This project will investigate how society, by using various legal instruments, can safeguard the right of the child to the enjoyment of the highest attainable standard of health (UN Convention on the Rights of the Child art. 24), hereafter called the right to health. The primary objective is to safeguard children's rights in health matters balancing participation and protection, and balancing the rights and duties of the parents and children's rights, and the responsibility of the state. Health is a decisive factor in the formative conditions for children, which play a critical role in outcomes during the life cycle. The international and national legal framework on health care for children is crucial as law plays a vital role in advancing the right to health.  The character, meaning and consequences of the new provision in the Norwegian Constitution on children's rights to health, needs to be analyzed and questioned.

Some children are in a special vulnerable situation and the principle of equal rights to health may be challenged. Two examples: Children in child welfare services have an increased incidence of health problems, compared to the rest of the child population. Another cause of concern is children with unclarified residential status in Norway. The project will investigate if and how it is possible to use legal tools in order to promote their resilience towards discrimination in health matter.

The population in Norway is becoming increasingly heterogenic with respect to religion, cultural background and view of life, which has consequences for substantial and organizational questions related to health care for children, equal treatment and for the child/parent dimension.  

The intention is to develop a theoretical model on how to understand children’s rights in health matters from a Nordic welfare state perspective. This model might later be of general value for research on other child-oriented legal questions.
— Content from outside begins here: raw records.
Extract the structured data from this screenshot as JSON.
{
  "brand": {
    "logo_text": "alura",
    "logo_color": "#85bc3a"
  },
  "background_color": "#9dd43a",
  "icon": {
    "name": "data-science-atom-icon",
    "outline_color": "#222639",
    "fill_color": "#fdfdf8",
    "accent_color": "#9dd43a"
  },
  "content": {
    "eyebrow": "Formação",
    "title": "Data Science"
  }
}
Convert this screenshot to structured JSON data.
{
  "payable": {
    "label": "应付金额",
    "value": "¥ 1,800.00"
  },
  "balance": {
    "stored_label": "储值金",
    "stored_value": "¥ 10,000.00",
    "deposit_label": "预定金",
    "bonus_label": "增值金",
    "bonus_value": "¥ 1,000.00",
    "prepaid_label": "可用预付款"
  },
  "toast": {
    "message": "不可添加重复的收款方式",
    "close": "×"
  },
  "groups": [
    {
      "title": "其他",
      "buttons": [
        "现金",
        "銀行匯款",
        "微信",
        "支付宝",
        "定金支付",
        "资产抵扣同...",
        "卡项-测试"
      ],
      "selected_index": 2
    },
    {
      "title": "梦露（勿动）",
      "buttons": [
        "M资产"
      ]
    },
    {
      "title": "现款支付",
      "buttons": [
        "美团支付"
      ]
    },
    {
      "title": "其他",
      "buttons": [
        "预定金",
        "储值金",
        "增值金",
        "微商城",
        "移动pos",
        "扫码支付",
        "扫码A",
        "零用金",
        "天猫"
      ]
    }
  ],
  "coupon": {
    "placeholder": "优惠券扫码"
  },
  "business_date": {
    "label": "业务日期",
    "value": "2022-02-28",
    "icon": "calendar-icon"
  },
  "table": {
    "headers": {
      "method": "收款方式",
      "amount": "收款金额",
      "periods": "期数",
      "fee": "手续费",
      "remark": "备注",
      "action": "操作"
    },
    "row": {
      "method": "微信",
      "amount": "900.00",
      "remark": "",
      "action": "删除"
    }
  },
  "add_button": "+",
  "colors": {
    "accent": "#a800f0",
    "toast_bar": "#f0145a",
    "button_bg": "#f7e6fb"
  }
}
Funding: The Norwegian Research Council (11 213 000 NOK)
Project period: 2020-2024